→ Assigned task
Copy out each line of the data below in which "Principais" appears.

━━ Supplied material

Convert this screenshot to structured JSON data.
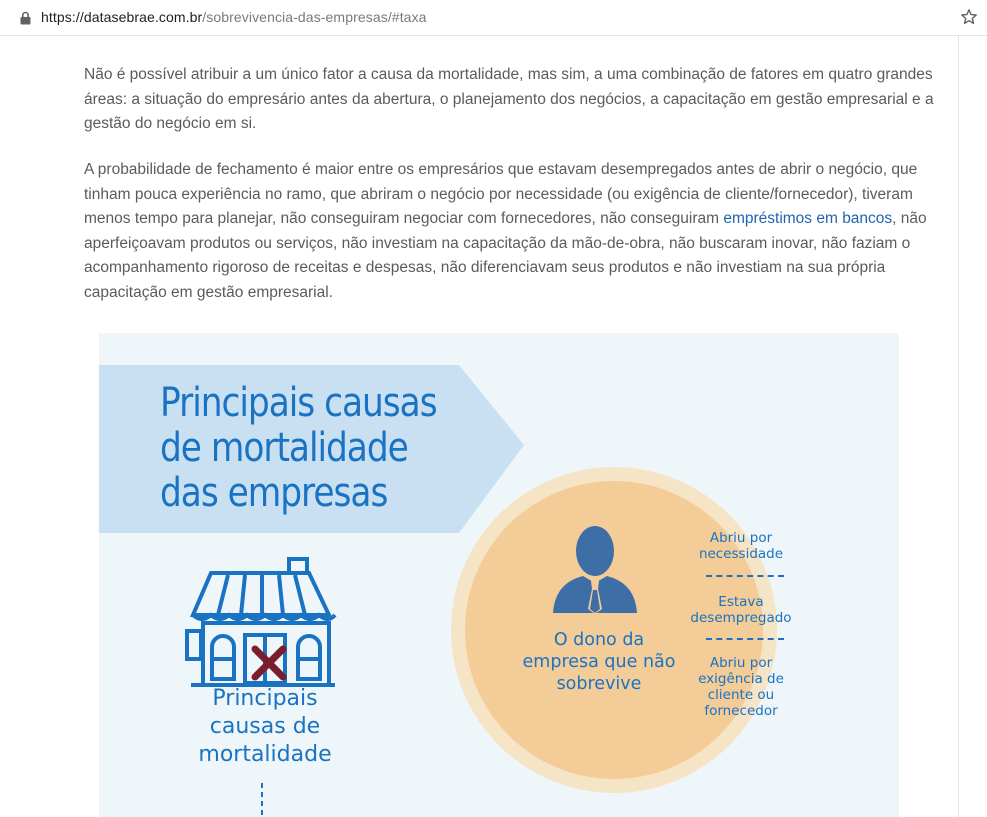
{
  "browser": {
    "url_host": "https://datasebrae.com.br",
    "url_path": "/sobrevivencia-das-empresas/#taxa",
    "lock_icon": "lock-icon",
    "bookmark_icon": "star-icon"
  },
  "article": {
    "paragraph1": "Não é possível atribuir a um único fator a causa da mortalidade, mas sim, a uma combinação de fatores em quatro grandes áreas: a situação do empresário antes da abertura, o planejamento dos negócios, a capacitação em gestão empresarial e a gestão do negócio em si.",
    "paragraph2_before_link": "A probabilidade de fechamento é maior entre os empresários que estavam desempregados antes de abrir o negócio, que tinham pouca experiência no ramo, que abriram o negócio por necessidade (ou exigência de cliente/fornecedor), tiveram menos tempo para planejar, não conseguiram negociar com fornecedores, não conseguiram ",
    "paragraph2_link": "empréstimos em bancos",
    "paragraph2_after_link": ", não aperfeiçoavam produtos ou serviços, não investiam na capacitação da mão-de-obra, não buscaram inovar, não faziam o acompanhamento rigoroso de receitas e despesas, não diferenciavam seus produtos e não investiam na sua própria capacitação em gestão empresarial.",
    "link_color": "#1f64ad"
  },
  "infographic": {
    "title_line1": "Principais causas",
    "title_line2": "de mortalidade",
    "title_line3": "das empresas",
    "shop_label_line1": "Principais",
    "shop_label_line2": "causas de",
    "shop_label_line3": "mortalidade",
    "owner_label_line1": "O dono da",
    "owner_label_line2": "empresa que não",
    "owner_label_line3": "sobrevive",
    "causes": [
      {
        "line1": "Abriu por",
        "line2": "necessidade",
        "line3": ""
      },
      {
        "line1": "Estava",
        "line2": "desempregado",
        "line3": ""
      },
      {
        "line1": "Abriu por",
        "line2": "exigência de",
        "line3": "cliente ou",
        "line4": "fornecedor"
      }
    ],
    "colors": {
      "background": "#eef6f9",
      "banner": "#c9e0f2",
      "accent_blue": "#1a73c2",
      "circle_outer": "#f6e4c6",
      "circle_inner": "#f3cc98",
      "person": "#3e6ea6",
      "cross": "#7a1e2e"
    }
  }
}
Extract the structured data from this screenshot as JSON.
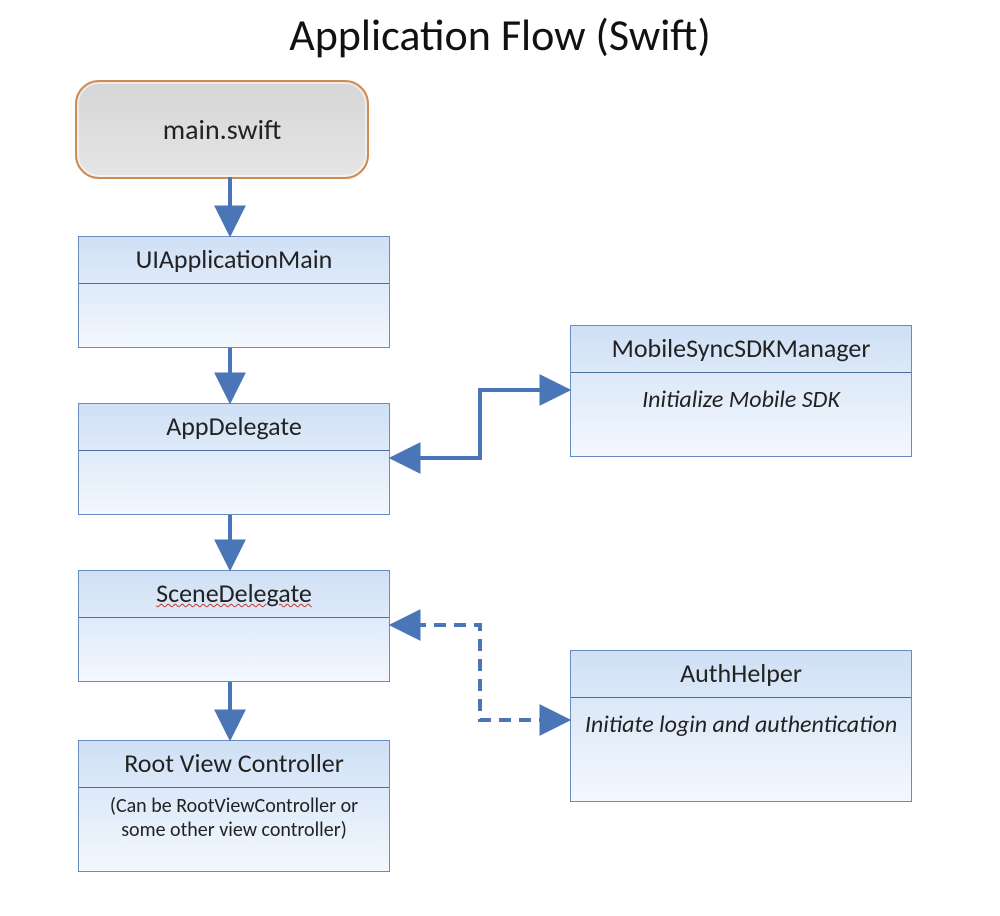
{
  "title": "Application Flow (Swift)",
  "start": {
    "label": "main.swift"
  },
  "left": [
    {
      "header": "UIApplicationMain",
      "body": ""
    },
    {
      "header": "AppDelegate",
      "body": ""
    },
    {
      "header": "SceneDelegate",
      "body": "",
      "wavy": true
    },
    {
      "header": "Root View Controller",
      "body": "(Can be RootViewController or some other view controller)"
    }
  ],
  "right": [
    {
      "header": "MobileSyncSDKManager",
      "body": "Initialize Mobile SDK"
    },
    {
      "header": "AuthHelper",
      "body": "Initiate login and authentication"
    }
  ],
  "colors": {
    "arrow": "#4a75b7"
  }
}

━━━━
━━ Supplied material

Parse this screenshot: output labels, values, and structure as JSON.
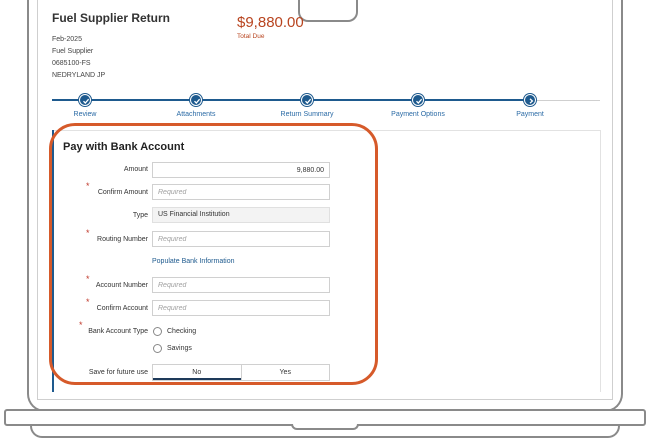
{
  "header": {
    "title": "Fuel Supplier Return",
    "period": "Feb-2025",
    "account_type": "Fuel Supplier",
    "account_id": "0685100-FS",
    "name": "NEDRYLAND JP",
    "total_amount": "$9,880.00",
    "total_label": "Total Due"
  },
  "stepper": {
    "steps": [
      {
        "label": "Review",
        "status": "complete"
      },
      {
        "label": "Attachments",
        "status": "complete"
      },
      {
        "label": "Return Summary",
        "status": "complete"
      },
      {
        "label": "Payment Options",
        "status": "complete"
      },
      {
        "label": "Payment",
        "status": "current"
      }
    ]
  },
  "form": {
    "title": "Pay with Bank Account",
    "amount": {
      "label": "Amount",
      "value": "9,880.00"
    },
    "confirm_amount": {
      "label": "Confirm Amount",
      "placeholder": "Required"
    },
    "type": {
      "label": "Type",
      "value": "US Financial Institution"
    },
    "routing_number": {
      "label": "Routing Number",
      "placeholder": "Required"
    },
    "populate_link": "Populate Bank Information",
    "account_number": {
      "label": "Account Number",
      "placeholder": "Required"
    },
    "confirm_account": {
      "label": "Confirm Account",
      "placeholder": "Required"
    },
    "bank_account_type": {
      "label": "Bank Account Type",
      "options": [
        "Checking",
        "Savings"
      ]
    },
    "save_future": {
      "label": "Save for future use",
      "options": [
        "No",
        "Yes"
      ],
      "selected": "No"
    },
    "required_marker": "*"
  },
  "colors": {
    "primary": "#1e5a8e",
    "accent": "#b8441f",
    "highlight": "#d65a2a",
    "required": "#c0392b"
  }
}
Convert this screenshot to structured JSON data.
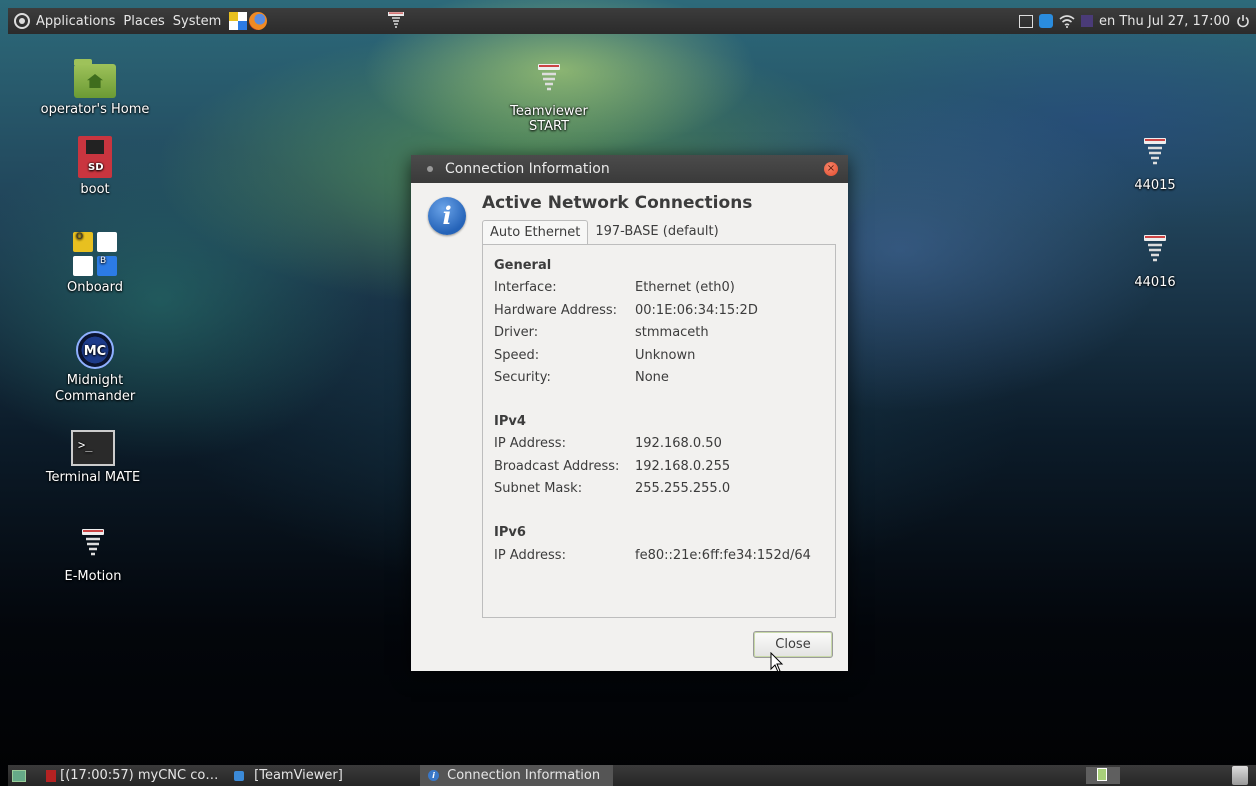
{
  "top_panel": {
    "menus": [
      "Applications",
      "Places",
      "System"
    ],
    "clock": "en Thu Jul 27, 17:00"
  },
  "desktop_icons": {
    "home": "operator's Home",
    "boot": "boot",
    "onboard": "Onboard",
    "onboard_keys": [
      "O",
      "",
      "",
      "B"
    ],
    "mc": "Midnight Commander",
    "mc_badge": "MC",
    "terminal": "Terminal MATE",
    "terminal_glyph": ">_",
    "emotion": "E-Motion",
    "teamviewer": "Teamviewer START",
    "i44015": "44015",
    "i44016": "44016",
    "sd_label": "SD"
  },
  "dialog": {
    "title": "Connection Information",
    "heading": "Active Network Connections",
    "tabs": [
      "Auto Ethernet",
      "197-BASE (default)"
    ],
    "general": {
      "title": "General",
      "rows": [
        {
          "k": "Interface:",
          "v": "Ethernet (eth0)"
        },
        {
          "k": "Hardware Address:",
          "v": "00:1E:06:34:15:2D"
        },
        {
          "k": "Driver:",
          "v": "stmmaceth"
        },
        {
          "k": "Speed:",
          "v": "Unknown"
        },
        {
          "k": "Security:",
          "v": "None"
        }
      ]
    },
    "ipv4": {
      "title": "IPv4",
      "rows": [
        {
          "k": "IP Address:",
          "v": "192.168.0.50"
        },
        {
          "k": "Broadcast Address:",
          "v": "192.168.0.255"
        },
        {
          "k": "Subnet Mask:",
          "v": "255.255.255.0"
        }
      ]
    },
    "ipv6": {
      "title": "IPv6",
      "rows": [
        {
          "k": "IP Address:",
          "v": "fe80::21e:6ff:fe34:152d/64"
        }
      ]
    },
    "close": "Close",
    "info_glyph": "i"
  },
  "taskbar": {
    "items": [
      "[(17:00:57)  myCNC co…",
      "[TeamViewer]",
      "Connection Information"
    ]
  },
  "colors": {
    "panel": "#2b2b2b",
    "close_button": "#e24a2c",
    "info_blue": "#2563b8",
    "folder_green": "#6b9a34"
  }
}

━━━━

→ Response to this exercise
    "title_line1": "Principais causas",
    "shop_label_line1": "Principais",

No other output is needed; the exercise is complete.